Recently, I read a pretty widespread article here in the Huffington Post on why Generation Y kids – my generation, may I add – are so unhappy. This article has been linked to me more than once, and I’ve read it more than once – in fact, I’ve read it over and over, because for a while now I’ve been fascinated by what exactly it is that makes our generation – and even worse, maybe, the generation below me, the ones in Educating Yorkshire who seem to think that natural eyebrows are a kind of infectious disease – so miserable.
And we are miserable. Depression is on the rise. Phrases like ‘panic attacks’ and ‘anxiety disorder’, which would have been basically unheard of 20 years ago, are now commonplace – bordering on fashionable. Half of us don’t have jobs and the other half have jobs we don’t want. According to the Huffington Post, the reason for this is essentially that we all think we’re special, and that therefore reality can never meet up to our expectations. Stop thinking you’re so great, the article tells us, and life will kind of work itself out. The trouble is, I don’t think it’s that simple anymore.
I was a reasonably intelligent child in that I always did well at school, and didn’t smoke or get pregnant when I was thirteen, and I was brought up to follow a fairly well-trodden path of school-university-job. It wasn’t a fairy tale, nobody told me I was going to be editor of Vogue or the next Enid Blyton. The message – from my parents, from my teachers, from society – was simple; if you work hard, you’ll do alright. So I did. I got a job as an editorial assistant – for peanuts, obviously, but that was okay, I told myself I’d work my way up the ladder.
Unfortunately, I happened to graduate from university in 2008. Three months after I started work a weary manager took me into a meeting room and told me that she was really sorry but actually, they couldn’t afford to pay me anymore. I remember getting my monthly railcard refunded, feeling slightly shocked, thinking, ‘never mind, I’ll get back on the ladder again.’ The trouble was, I quickly realised, I couldn’t reach the ladder anymore. Us graduates stood around on the ground looking up hopelessly at a ladder hanging down from a house way up in the sky. We jumped, but we couldn’t get there.
I started out applying for editorial roles, but in the end, I applied for absolutely everything, and I know so many others who have sat in that chair, sending CVs into black holes, waiting for a rejection letter which will never come.

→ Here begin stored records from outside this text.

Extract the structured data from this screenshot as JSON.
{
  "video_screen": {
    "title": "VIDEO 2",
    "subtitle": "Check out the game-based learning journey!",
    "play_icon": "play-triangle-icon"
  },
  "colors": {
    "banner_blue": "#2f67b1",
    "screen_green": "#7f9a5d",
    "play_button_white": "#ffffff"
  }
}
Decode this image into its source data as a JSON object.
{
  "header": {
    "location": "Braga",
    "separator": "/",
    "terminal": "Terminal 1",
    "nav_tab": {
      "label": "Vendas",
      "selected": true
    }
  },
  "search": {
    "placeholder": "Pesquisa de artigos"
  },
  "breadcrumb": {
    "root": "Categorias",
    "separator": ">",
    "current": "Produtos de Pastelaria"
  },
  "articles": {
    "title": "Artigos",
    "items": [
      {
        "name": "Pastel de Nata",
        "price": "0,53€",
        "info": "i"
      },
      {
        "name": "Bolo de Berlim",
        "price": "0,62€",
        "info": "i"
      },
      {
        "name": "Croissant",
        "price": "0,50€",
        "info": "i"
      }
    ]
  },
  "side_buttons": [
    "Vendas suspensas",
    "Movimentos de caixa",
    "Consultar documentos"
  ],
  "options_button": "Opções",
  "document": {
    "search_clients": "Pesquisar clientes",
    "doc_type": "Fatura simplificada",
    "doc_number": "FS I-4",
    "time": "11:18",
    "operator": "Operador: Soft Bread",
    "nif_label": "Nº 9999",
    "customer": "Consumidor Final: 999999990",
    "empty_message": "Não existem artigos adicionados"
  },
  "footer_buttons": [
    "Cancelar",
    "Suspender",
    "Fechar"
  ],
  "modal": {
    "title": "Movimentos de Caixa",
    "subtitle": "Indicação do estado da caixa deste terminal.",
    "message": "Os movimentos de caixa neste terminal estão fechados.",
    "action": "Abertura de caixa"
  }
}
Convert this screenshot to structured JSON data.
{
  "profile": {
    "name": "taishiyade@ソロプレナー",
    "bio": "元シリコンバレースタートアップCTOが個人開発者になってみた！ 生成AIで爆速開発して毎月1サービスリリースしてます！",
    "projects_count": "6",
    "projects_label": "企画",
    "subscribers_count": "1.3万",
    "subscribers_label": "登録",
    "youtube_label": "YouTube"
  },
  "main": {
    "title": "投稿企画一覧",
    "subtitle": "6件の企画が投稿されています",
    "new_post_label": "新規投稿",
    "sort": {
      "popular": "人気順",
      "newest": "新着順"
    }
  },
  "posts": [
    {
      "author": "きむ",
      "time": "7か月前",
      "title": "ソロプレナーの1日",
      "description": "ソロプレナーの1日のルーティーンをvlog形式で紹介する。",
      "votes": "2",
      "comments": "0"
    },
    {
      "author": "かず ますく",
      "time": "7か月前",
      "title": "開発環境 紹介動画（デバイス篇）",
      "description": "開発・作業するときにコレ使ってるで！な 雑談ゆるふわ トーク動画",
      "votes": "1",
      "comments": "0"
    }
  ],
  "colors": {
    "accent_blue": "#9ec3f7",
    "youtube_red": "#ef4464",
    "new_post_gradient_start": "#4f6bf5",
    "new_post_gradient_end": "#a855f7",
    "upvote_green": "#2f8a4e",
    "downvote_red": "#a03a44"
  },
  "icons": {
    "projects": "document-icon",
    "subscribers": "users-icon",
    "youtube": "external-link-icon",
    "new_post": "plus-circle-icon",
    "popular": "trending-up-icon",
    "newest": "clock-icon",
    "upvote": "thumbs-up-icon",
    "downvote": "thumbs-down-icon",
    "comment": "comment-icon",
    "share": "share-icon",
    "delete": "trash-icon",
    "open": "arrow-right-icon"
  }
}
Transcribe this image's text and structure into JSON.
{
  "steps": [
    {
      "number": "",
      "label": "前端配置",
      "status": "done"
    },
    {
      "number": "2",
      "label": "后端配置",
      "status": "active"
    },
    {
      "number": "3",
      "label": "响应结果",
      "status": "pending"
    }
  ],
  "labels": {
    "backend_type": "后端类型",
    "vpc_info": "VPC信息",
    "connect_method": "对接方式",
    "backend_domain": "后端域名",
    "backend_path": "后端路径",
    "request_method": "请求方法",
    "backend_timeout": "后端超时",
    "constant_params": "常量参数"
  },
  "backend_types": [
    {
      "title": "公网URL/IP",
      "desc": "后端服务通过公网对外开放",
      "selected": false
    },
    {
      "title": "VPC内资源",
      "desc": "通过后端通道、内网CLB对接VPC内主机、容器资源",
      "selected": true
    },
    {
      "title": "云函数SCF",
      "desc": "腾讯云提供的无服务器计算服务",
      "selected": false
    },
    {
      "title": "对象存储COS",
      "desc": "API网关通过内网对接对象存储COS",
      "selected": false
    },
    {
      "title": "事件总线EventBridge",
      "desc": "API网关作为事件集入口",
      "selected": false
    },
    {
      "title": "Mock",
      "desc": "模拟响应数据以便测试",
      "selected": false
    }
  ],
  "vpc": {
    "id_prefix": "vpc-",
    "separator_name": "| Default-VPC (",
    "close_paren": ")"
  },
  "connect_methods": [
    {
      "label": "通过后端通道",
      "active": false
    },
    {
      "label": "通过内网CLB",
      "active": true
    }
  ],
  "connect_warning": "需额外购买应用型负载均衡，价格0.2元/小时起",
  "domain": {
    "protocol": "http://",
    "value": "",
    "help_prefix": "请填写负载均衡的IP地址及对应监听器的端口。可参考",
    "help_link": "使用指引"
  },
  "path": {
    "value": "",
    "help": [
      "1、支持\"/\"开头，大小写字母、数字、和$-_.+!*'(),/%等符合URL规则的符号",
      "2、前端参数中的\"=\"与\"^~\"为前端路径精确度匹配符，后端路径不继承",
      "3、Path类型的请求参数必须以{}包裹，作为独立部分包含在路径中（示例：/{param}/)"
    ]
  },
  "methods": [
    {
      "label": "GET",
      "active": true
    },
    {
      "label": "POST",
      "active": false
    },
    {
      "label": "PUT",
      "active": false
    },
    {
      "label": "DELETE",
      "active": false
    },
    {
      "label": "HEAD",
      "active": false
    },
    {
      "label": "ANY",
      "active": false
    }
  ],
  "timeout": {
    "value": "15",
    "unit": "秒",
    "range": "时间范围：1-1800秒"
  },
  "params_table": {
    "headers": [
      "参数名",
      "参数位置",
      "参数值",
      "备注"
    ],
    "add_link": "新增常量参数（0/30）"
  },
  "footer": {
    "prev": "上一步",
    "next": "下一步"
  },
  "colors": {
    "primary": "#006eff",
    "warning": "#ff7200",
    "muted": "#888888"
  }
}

Not enough experience to work in an office. Too much experience to work in a shop (you’ve got a degree, haven’t you? So you’ll never stick around). Even internships wanted experience, never mind to have you work for free with only the vague hint of a job at the end of it all. Telling your friends brightly about how you might go travelling soon, you’re enjoying a well deserved rest - then going home to stare at the Guardian Jobs website for half an hour, wondering if maybe recruitment was your dream after all. Trust me, after months of this – and it was months, for me, but for other people it’s even longer – I didn’t feel very special. I felt worthless. I got a job, eventually, but it wasn’t remotely involved in anything I wanted to do, and in a way, going down a path I didn’t want to go down made it even worse – I felt like as time went by I got further and further away from where I wanted to be, swimming helplessly against an impossible tide. So yes, I was unhappy.
Reality doesn’t meet expectation because we were told that if we worked hard, we’d get a good job, and lots of us didn’t, and so suddenly our life plans, all the lessons we’d learned – so well-taught that I would say they were almost forced upon us – fall to pieces. I remember turning to my Dad and saying ‘I just don’t know what else to do,’ and he felt awful. He felt that he’d given me bad advice or worse, false promises. I’d grown up to believe that the world was fair – always an element of chance, yes, but fair. He said ‘I want to complain to someone. I wish I knew who to complain to.’
So then yes, reality didn’t meet expectations – but I don’t think it’s fair to say that that’s because we expected too much, or more than our parents did. That’s true for a few people, certainly – people who have watched too much Made In Chelsea and think doing nothing for a living looks fun, or that setting up a business means idly saying ‘ooh, I’d like my own jeans line!’ and tweeting about it.
But I felt defensive of my own generation reading that article. More than ever, we’ve put the effort in. We worked hard at school, we jumped through hoops to get into university just to work even harder, because we were told by people we trusted that this would lead us into happy, meaningful careers. I think most of us would be prepared to keep working in order to make our way up the ladder. It’s just – like I say – that we don’t know how to get to that first step.
I do have a job I enjoy now, incidentally, if not one I ever thought I’d have - and I have the luxury of being able to write in my spare time, which isn't something everybody can say. I enjoy my life and so no, I’m not unhappy. But I wanted to stand up for the people in Generation Y who are unhappy. Maybe their expectations were different from their parents. But I think it’s important to remember that reality was different too.